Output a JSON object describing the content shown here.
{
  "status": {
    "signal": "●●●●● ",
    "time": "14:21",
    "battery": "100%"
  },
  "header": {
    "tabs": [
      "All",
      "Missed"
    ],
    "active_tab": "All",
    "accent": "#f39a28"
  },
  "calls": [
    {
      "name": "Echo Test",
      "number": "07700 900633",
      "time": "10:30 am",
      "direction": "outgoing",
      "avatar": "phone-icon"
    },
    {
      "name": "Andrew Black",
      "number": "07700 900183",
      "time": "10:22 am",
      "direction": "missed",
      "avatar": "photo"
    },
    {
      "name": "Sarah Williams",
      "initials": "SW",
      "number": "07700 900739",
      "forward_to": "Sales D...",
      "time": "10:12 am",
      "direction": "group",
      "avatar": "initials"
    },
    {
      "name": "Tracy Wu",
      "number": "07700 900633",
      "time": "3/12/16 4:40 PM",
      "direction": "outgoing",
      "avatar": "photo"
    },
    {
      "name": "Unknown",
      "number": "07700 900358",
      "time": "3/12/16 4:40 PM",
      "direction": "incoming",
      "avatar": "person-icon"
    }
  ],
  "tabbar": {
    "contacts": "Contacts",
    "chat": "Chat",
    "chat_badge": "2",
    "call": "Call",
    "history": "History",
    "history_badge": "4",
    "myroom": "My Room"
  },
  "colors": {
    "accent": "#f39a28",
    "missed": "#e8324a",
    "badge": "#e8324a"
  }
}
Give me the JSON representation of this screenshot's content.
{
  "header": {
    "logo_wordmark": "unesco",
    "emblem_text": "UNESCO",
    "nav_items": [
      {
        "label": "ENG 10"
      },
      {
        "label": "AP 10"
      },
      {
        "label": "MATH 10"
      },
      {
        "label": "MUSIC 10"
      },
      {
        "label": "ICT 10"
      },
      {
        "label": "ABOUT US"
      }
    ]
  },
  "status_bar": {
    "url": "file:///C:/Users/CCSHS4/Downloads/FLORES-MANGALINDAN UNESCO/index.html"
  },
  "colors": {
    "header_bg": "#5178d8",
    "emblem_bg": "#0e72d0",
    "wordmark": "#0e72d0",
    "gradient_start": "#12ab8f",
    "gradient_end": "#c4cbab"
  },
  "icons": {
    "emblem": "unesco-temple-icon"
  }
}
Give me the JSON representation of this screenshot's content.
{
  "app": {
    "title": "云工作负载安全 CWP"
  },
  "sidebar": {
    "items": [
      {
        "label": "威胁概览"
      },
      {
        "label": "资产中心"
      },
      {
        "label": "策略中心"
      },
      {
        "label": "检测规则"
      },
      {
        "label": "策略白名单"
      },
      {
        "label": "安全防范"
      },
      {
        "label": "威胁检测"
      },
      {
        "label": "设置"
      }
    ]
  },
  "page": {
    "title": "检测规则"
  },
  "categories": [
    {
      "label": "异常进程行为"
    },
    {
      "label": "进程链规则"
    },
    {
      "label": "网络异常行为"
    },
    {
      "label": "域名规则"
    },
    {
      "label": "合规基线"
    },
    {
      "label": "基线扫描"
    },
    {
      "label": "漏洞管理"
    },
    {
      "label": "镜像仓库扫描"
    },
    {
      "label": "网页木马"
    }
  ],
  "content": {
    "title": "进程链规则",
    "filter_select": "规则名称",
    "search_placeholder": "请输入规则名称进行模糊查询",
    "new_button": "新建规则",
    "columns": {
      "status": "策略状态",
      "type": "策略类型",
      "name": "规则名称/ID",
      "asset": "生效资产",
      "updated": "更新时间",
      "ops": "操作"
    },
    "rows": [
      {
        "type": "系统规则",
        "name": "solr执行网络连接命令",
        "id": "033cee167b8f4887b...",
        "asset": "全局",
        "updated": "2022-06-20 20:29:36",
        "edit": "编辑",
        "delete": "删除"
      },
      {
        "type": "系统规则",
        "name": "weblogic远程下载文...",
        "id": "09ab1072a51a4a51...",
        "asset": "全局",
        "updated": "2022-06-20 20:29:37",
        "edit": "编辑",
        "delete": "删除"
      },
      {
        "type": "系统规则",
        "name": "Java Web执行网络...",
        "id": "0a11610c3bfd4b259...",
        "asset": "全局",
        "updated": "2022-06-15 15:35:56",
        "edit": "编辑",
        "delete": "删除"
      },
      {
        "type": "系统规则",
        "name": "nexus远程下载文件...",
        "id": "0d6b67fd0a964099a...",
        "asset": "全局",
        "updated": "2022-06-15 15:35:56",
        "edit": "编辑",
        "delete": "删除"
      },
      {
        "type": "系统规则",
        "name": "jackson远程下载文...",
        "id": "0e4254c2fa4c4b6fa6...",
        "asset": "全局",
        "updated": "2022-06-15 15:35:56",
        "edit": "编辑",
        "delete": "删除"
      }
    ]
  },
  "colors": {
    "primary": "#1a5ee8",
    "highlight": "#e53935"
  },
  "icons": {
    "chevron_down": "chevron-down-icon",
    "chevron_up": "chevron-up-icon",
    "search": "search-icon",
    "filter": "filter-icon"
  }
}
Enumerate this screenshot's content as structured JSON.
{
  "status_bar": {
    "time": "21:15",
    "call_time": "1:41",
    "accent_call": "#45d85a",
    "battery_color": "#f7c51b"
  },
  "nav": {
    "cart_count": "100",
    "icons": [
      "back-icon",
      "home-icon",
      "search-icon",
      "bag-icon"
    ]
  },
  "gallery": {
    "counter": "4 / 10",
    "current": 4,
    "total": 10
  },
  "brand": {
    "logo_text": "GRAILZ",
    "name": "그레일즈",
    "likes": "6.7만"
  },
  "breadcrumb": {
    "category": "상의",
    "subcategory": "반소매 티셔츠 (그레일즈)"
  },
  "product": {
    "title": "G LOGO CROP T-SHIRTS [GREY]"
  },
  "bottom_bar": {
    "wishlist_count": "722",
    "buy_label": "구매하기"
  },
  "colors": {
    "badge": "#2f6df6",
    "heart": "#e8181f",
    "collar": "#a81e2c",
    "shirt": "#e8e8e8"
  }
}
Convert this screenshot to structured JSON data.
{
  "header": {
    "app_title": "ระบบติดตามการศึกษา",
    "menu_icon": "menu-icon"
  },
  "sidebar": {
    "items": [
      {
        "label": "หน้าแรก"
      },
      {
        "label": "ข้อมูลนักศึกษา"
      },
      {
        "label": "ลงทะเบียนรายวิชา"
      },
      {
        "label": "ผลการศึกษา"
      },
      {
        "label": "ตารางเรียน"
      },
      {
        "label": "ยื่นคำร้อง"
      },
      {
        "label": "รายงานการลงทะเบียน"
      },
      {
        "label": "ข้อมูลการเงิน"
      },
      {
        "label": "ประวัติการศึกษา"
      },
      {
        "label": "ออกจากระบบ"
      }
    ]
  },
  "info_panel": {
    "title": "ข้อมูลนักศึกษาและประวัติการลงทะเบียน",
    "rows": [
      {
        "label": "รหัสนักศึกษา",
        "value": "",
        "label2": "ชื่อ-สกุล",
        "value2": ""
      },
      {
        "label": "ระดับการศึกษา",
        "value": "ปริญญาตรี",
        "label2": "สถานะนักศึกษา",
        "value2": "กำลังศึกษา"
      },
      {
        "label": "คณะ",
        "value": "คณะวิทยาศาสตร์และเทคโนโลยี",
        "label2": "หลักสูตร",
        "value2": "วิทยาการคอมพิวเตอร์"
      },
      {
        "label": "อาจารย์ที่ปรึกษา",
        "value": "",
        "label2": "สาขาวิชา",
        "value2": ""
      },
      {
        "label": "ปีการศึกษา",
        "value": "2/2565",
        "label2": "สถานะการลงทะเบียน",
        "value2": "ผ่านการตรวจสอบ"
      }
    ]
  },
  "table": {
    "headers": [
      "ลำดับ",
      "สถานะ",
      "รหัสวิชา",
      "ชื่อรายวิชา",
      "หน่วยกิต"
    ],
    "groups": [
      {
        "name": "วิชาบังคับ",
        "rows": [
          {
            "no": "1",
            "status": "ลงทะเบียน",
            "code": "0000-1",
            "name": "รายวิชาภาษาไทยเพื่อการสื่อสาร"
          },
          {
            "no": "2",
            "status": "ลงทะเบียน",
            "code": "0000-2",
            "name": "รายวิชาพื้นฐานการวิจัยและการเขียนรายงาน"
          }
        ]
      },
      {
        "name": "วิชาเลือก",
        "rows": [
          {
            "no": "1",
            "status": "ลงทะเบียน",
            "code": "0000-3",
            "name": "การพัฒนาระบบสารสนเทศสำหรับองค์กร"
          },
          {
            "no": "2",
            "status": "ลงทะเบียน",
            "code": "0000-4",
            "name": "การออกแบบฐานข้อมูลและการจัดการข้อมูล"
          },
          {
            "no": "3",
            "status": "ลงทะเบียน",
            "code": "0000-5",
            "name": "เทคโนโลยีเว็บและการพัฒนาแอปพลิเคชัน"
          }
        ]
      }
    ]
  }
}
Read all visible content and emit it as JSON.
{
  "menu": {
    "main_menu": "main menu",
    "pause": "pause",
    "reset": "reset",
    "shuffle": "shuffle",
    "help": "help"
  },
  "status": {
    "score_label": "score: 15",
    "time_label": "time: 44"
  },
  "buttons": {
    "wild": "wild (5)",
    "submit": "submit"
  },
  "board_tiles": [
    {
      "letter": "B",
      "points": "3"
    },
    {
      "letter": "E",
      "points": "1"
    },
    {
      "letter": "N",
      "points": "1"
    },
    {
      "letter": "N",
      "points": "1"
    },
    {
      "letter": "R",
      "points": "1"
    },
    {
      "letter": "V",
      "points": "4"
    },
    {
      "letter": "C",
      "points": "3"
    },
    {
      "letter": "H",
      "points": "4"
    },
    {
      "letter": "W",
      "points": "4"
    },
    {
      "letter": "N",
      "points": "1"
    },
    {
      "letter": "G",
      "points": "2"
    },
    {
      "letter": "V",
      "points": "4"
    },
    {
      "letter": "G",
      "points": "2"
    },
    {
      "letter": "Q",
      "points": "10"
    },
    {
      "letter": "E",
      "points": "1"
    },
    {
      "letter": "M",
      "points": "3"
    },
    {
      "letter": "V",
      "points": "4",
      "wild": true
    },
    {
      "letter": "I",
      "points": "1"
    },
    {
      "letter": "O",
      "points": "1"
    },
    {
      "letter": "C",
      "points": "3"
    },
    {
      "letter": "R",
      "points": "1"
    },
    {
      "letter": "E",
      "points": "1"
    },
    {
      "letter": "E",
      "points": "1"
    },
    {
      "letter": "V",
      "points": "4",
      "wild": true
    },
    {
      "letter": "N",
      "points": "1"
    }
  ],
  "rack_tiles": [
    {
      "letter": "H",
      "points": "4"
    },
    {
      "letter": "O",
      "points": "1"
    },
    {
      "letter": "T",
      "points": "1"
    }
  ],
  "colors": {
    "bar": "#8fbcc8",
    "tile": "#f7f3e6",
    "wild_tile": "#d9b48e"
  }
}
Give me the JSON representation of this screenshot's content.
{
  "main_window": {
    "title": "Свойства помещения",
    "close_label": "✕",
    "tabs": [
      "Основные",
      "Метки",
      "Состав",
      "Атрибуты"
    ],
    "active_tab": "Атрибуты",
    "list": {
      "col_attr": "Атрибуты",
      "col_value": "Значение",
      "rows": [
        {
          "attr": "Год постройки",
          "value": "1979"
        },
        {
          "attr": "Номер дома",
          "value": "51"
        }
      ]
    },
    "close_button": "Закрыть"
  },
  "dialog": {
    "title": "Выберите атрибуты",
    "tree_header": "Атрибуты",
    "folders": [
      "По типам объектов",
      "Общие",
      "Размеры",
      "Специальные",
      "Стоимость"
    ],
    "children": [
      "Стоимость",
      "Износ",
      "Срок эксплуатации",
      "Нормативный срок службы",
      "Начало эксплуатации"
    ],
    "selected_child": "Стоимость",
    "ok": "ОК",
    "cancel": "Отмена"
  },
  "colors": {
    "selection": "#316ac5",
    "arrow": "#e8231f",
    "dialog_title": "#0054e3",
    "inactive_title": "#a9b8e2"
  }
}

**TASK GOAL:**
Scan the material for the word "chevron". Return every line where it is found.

**FINAL ANSWER:**
    "chevron_down": "chevron-down-icon",
    "chevron_up": "chevron-up-icon",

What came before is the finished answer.